CSS can also be "script blocking". This is because JavaScript files must wait until the CSSOM has been constructed before it can run.

3. Running JavaScript

JavaScript is considered a "parser blocking resource". This means that the parsing of the HTML document itself is blocked by JavaScript.

When the parser reaches a <script> tag, whether that be internal or external, it stops to fetch (if it is external) and run it. This why, if we have a JavaScript file that references elements within the document, it must be placed after the appearance of that document.

To avoid JavaScript being parser blocking, it can be loaded asynchronously be applying the async attribute.

<script async src="script.js">  

4. Creating the Render Tree

The Render Tree is a combination of both the DOM and CSSOM. It is a Tree that represents what will be eventually rendered on the page. This means that it only captures the visible content and will not include, for example, elements that have been hidden with CSS using display: none.

Using the example DOM and CSSOM above, the following Render Tree will be created -

Render Tree

5. Generating the Layout

The Layout is what determines what the size of the viewport is, which provides context for CSS styles that are dependent on it, e.g. percentage or viewport units. The viewport size is determined by the meta viewport tag provided in the document head or, if no tag is provided, the default viewport width of 980px is used.

For example, the most common meta viewport value is to set the viewport size to correspond to the device width -

<meta name="viewport" content="width=device-width,initial-scale=1">  

If the user visits the webpage on a device with a width of, for example, 1000px, then sizes will be based on that unit. Half the viewport will be 500px, 10vw will be 100px, and so on.

6. Painting

Finally, in the Painting step, the visible content of the page can be converted to pixels to be displayed on the screen.

How much time the paint step takes depends on the size of the DOM, as well as what styles are applied. Some styles require more work to execute than others. For example, a complicated gradient background-image will require more time than a simple solid background colour.

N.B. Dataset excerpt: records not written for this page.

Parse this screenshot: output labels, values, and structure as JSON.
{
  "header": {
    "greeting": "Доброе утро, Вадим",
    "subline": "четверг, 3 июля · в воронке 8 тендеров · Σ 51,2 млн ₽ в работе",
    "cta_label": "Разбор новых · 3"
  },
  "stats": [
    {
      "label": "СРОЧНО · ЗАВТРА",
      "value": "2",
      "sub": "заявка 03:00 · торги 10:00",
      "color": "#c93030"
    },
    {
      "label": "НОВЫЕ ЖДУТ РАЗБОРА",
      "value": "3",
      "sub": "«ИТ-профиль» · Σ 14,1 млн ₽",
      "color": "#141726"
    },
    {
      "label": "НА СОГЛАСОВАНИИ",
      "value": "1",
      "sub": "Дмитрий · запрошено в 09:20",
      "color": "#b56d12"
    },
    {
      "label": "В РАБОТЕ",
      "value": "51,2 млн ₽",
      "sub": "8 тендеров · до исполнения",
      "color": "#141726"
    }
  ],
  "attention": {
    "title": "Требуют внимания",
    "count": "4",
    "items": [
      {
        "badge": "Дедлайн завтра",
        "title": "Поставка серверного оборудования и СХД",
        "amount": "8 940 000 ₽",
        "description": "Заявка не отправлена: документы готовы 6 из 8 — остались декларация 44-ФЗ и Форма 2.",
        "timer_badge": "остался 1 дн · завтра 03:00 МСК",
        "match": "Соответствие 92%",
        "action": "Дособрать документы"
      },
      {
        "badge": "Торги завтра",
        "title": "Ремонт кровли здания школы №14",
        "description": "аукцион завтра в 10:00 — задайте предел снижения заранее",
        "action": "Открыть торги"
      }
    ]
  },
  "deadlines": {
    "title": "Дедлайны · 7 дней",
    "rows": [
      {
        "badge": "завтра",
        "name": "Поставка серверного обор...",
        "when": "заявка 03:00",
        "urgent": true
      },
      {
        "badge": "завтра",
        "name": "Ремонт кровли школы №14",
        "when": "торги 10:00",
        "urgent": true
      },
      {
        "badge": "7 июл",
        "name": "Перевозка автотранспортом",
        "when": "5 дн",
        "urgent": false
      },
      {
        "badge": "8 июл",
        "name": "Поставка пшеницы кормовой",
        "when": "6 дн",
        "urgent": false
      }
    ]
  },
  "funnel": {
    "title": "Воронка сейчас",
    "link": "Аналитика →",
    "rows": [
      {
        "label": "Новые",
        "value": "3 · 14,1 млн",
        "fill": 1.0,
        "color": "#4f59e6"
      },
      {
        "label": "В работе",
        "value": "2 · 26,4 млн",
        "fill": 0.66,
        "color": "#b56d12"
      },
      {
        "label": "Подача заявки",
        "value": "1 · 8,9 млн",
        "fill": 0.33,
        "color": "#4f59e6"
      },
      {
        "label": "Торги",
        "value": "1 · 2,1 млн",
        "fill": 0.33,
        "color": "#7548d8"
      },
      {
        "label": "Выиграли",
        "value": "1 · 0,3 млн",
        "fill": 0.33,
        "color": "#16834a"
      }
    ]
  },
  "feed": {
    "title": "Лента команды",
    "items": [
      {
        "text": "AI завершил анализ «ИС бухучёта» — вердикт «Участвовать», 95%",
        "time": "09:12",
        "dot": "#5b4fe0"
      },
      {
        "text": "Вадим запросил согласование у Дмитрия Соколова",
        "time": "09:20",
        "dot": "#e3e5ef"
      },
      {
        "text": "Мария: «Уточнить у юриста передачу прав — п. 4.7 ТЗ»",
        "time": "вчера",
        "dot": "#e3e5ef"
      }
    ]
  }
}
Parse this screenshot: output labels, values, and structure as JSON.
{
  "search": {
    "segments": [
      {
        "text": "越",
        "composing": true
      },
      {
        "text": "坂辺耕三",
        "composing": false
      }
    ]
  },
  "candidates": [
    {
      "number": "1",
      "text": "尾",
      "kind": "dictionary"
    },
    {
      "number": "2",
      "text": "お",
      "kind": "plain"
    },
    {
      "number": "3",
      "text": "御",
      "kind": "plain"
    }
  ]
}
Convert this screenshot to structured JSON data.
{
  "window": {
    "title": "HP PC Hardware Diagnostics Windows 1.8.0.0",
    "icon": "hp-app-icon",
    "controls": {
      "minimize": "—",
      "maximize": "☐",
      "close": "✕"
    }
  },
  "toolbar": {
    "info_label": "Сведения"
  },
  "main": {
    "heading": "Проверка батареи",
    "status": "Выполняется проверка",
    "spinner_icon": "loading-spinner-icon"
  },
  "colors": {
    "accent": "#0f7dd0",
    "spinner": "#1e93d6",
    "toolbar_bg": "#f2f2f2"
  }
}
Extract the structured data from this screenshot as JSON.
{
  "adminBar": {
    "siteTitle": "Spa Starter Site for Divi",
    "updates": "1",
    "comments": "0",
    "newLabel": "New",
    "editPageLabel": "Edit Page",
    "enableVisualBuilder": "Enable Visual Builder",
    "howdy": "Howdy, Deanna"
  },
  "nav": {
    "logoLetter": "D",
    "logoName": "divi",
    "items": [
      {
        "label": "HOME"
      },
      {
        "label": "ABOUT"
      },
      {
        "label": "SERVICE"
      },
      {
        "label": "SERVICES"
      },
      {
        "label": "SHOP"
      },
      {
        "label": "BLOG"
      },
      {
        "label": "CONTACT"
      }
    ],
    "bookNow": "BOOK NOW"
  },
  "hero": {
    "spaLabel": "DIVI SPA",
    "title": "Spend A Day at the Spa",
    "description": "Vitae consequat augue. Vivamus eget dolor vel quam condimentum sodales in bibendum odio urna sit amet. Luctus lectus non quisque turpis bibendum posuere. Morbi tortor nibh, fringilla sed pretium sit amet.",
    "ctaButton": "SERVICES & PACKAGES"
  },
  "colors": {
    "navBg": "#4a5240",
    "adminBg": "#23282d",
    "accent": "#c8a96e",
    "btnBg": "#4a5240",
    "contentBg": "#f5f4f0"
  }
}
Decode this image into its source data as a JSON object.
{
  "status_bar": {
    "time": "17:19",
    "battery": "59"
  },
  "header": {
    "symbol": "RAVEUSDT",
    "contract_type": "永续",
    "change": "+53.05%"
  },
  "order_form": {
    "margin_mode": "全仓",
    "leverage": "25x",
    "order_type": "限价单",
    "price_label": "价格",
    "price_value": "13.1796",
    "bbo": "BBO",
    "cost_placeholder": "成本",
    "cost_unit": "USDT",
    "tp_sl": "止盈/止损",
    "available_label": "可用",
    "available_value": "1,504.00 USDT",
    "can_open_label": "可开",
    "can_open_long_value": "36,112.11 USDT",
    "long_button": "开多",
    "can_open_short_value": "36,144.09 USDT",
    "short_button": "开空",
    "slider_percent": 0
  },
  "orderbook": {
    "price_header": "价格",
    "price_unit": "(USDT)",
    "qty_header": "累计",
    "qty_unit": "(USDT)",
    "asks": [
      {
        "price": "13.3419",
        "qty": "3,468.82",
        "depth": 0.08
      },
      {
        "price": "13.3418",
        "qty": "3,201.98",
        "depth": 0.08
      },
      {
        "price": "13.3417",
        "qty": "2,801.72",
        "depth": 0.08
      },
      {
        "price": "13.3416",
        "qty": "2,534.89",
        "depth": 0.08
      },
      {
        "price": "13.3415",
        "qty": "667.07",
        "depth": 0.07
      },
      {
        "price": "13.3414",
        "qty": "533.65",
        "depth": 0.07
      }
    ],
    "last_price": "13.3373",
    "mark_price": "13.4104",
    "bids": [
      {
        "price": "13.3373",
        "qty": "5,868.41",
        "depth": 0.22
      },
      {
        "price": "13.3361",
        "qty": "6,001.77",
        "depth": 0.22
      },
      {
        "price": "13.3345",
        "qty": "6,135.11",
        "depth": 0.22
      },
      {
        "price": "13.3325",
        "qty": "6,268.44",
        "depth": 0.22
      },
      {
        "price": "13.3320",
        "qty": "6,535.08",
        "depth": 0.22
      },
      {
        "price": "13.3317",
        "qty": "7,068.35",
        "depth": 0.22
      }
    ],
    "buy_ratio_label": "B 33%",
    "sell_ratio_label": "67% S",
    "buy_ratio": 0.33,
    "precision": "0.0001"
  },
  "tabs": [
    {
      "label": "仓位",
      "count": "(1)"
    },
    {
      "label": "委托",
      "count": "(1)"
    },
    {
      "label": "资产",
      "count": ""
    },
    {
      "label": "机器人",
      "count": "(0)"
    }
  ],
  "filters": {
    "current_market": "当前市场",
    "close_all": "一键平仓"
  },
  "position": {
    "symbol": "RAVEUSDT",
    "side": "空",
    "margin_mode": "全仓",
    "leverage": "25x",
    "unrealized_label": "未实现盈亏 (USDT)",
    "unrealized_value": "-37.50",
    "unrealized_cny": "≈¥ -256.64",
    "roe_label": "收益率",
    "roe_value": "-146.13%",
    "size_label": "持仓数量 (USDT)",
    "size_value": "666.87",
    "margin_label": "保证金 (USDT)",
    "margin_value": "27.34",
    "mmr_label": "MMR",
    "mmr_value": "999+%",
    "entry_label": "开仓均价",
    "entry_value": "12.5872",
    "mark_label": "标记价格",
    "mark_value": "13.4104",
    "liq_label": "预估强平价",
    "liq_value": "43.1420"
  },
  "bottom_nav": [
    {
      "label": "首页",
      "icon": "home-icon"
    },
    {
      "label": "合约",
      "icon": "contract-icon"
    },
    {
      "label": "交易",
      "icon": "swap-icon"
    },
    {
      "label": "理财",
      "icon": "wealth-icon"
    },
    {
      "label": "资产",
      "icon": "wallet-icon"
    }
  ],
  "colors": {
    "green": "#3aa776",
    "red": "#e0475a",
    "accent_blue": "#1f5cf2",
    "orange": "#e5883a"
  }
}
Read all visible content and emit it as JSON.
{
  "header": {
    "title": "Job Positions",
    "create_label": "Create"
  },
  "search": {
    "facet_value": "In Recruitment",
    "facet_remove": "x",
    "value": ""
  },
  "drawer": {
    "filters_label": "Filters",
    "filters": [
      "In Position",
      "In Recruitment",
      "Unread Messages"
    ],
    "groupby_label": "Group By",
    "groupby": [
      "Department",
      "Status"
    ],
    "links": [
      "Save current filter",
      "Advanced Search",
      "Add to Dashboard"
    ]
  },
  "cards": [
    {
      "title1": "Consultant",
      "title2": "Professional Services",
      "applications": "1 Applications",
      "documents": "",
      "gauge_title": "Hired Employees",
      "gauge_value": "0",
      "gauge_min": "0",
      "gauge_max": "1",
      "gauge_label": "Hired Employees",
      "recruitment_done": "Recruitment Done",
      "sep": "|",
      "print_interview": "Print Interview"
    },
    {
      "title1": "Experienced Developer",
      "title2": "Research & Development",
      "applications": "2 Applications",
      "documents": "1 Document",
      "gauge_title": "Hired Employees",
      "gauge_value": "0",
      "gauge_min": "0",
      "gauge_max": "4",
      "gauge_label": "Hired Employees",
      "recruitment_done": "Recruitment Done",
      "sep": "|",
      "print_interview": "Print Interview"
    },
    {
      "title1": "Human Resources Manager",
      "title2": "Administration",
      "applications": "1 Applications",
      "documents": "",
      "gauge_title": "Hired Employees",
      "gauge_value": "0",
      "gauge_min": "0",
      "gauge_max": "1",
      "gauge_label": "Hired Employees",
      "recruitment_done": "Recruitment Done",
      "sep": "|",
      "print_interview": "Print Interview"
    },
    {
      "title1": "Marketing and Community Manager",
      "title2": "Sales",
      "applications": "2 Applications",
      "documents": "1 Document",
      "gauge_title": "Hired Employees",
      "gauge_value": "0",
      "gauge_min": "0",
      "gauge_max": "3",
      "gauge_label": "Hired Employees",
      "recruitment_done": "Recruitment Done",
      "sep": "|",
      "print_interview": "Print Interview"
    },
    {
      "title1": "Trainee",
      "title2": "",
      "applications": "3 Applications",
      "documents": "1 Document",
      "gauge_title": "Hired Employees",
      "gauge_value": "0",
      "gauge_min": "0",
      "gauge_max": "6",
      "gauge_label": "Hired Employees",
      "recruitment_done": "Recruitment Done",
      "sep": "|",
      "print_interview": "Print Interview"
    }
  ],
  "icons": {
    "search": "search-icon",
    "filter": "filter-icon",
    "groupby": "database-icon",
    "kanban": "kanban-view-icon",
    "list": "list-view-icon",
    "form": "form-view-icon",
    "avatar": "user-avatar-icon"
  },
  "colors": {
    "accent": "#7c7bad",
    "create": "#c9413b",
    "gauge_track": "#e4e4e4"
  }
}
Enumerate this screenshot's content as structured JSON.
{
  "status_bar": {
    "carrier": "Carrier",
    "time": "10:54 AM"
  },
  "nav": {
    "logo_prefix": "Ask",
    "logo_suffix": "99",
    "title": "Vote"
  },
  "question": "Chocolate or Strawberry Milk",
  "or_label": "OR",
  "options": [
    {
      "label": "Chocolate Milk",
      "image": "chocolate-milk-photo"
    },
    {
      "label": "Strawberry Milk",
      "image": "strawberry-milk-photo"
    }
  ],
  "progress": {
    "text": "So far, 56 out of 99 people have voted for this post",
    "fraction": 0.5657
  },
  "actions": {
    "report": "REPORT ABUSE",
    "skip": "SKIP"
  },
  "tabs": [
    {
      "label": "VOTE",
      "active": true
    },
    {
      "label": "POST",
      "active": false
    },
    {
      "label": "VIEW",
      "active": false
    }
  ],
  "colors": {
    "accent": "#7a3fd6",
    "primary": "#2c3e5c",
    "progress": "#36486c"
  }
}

Putting it All Together

To see the Critical Rendering Path in process, we can inspect it in DevTools. In Chrome, it is under the Timeline tab (in Canary, and soon to be Chrome stable, it's renamed Performance).

Take for example, our sample HTML from above (with an added <script> tag) -

<html>  
<head>  
  <title>Understanding the Critical Rendering Path</title>
  <link rel="stylesheet" href="style.css">
</head>  
<body>  
  <header>
      <h1>Understanding the Critical Rendering Path</h1>
  </header>
  <main>
      <h2>Introduction</h2>
      <p>Lorem ipsum dolor sit amet</p>
  </main>
  <footer>
      <small>Copyright 2017</small>
  </footer>
  <script src="main.js"></script>
</body>  
</html>  

If we look at the Event Log for the page load, this is what we get -

Performance Timeline

  1. Send Request - GET request sent for index.html
  2. Parse HTML and Send Request - Begin parsing of HTML and DOM construction. Send GET request for style.css and main.js
  3. Parse Stylesheet - CSSOM created for style.css
  4. Evaluate Script - Evaluate main.js
  5. Layout - Generate Layout based on meta viewport tag in HTML
  6. Paint - Paint pixels on document

Based on this information, we can make decisions on how to optimize the Critical Rendering Path. I will go into some of these techniques in later articles.